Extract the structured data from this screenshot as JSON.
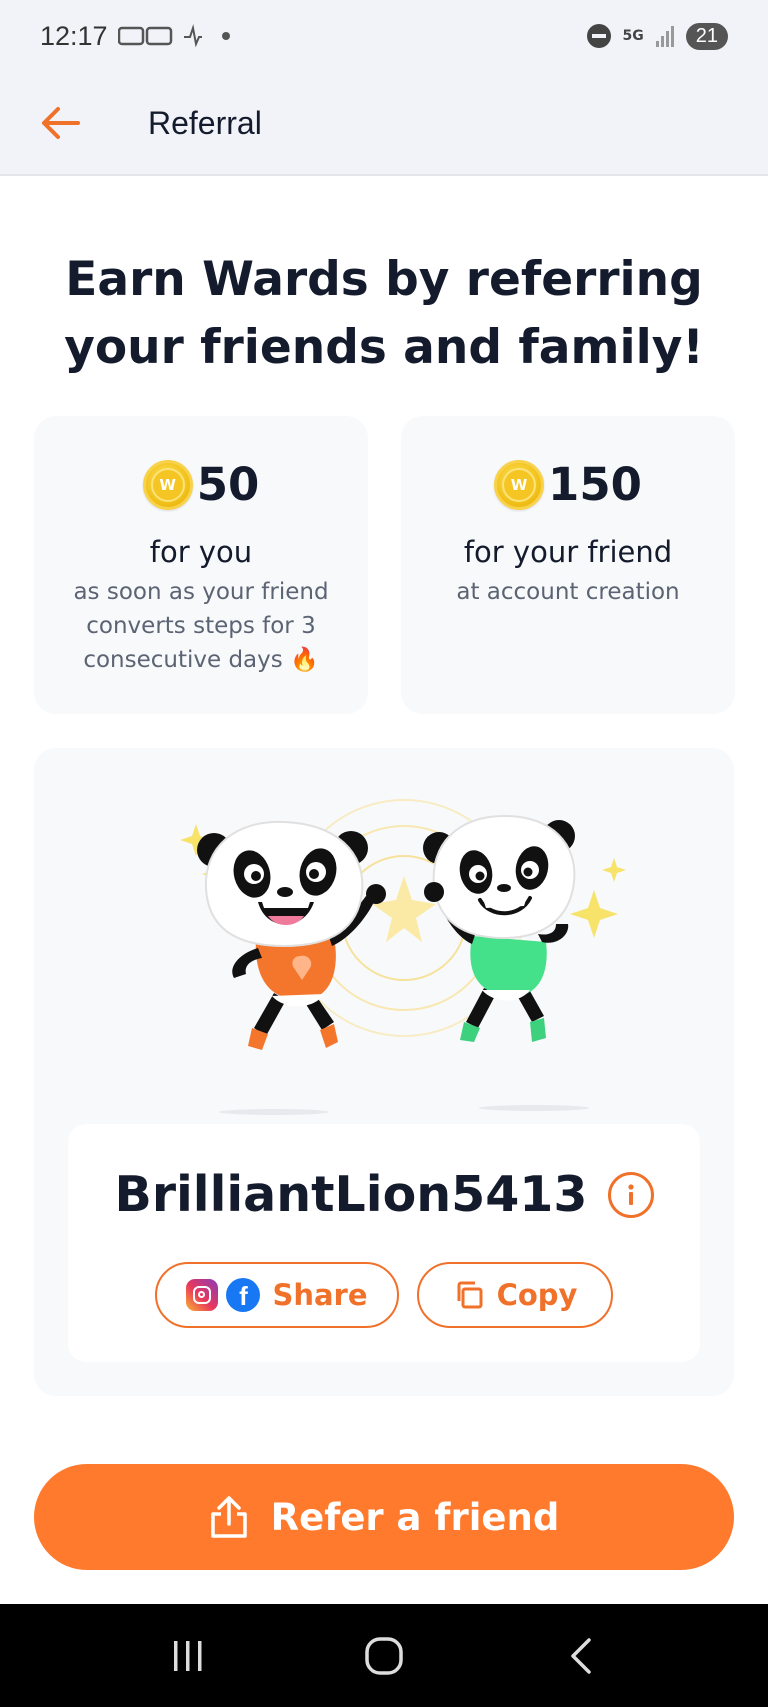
{
  "status_bar": {
    "time": "12:17",
    "network": "5G",
    "battery": "21"
  },
  "app_bar": {
    "title": "Referral",
    "back_icon": "arrow-left-icon"
  },
  "headline": "Earn Wards by referring your friends and family!",
  "rewards": [
    {
      "amount": "50",
      "coin_letter": "W",
      "for": "for you",
      "description": "as soon as your friend converts steps for 3 consecutive days 🔥"
    },
    {
      "amount": "150",
      "coin_letter": "W",
      "for": "for your friend",
      "description": "at account creation"
    }
  ],
  "referral": {
    "code": "BrilliantLion5413",
    "share_label": "Share",
    "copy_label": "Copy"
  },
  "cta": {
    "label": "Refer a friend",
    "icon": "share-upload-icon"
  },
  "colors": {
    "accent": "#ff7a2c",
    "outline": "#f0712a",
    "text_dark": "#141b2d",
    "card_bg": "#f8f9fb",
    "coin": "#f5c623"
  }
}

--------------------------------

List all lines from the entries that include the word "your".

  "headline": "Earn Wards by referring your friends and family!",
      "description": "as soon as your friend converts steps for 3 consecutive days 🔥"
      "for": "for your friend",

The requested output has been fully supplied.